**PROBLEM STATEMENT**
Locate the string "authors" throughout the material and copy every line in which it occurs.

**MATERIAL PROVIDED**
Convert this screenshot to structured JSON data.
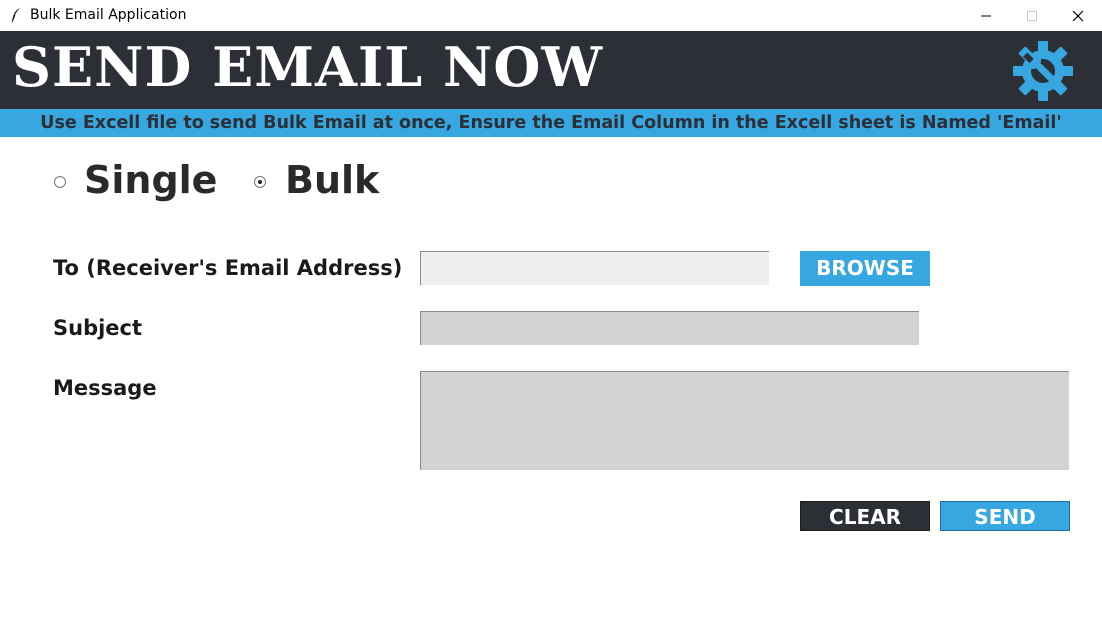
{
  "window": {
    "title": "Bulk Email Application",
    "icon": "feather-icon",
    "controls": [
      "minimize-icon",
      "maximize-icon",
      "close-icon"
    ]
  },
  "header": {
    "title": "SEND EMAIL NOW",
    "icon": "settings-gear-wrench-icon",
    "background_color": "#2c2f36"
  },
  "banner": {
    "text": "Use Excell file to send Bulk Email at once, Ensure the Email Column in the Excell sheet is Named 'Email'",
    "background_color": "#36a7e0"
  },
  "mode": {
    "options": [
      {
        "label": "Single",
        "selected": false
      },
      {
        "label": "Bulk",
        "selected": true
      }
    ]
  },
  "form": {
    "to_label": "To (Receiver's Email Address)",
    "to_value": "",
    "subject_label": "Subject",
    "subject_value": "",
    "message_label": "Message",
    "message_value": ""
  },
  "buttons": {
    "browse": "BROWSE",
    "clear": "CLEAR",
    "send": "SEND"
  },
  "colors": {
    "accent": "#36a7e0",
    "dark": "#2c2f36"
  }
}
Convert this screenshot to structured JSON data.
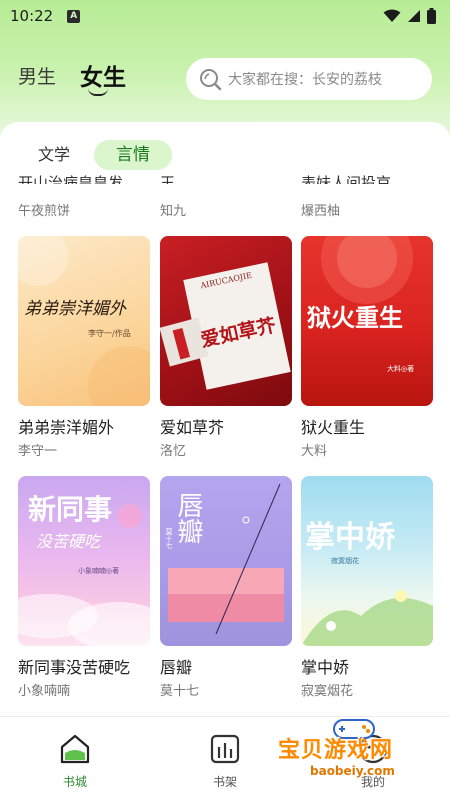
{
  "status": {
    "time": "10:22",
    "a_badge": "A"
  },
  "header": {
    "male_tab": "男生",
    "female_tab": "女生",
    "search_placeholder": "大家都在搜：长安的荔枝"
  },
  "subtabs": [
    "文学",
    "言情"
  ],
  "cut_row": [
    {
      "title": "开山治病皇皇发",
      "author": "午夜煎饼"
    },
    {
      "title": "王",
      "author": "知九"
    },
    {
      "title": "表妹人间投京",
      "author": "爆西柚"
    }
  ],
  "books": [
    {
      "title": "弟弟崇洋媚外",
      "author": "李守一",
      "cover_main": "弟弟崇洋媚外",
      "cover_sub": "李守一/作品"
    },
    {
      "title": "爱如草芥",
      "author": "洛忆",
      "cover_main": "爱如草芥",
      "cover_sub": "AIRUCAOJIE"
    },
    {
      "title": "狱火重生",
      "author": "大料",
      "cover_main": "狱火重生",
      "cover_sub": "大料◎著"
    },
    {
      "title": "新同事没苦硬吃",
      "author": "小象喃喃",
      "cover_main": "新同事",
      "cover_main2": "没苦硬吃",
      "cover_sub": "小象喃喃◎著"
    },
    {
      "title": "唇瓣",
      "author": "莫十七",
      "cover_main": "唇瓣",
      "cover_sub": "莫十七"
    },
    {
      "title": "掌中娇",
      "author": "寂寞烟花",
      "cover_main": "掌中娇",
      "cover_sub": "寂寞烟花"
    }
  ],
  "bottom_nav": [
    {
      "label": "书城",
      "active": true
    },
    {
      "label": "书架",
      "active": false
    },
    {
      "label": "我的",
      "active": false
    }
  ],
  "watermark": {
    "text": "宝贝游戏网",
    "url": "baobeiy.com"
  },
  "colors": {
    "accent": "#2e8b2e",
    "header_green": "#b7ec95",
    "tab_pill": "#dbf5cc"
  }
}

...

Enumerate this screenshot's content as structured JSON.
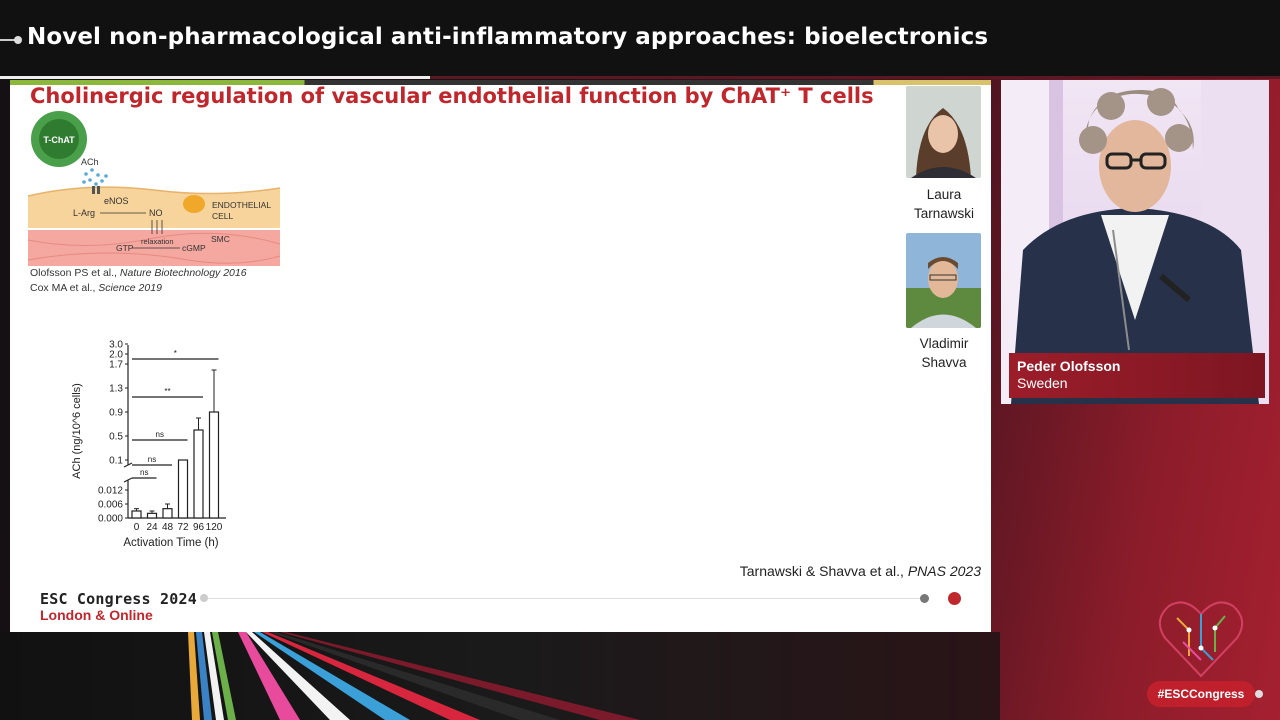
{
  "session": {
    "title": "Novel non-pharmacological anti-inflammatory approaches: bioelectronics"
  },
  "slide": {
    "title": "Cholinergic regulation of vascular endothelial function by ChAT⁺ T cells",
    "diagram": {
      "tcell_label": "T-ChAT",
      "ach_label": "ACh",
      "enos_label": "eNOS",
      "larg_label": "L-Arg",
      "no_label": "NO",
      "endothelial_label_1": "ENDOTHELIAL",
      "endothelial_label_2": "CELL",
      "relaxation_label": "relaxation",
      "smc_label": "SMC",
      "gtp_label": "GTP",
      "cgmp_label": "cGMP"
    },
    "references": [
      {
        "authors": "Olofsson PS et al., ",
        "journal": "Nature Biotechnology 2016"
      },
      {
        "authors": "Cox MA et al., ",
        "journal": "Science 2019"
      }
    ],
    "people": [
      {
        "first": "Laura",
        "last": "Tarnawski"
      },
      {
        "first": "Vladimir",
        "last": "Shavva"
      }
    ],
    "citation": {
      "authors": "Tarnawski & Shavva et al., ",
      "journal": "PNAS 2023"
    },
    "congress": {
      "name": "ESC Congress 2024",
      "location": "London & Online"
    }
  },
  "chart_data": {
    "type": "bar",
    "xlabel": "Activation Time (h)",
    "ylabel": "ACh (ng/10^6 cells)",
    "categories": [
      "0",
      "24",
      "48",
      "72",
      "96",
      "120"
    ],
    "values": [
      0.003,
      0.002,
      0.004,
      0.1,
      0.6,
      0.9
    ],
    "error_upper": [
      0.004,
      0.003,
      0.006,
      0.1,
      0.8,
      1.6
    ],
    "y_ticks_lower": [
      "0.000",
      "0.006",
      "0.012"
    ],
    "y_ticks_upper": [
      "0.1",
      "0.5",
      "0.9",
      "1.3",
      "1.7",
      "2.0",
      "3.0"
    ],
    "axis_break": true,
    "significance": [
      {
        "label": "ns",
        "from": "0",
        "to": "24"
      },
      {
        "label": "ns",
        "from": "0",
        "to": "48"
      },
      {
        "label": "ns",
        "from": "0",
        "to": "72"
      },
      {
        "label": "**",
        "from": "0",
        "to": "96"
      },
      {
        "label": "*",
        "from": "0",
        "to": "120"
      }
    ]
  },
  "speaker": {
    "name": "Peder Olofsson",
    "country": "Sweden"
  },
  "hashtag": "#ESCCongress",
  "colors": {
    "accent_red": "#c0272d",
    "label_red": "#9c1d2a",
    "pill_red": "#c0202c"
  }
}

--

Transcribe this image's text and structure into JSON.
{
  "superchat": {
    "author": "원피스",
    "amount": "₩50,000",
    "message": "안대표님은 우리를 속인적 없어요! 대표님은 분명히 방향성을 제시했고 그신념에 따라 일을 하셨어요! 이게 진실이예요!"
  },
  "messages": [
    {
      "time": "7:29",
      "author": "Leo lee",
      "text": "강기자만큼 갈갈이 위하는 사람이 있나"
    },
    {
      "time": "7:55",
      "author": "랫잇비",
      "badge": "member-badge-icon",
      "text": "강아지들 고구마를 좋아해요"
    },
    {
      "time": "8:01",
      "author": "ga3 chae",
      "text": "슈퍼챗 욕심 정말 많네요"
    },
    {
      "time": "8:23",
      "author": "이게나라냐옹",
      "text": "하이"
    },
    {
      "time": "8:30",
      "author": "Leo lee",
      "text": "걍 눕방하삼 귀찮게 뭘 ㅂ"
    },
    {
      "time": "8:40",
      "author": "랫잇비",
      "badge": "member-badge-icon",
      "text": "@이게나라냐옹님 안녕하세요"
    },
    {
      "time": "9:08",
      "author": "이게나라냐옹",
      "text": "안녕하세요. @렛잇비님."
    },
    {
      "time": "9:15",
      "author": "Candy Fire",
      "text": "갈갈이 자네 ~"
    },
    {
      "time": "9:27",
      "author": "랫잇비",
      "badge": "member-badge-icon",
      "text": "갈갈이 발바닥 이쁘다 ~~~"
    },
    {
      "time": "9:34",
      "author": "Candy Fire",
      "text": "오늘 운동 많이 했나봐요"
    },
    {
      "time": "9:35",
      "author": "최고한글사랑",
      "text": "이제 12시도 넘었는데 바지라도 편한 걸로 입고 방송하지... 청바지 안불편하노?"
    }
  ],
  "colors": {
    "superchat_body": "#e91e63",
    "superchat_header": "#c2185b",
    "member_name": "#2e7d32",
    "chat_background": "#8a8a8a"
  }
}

**RESULT OF THE EXERCISE**
        "authors": "Olofsson PS et al., ",
        "authors": "Cox MA et al., ",
      "authors": "Tarnawski & Shavva et al., ",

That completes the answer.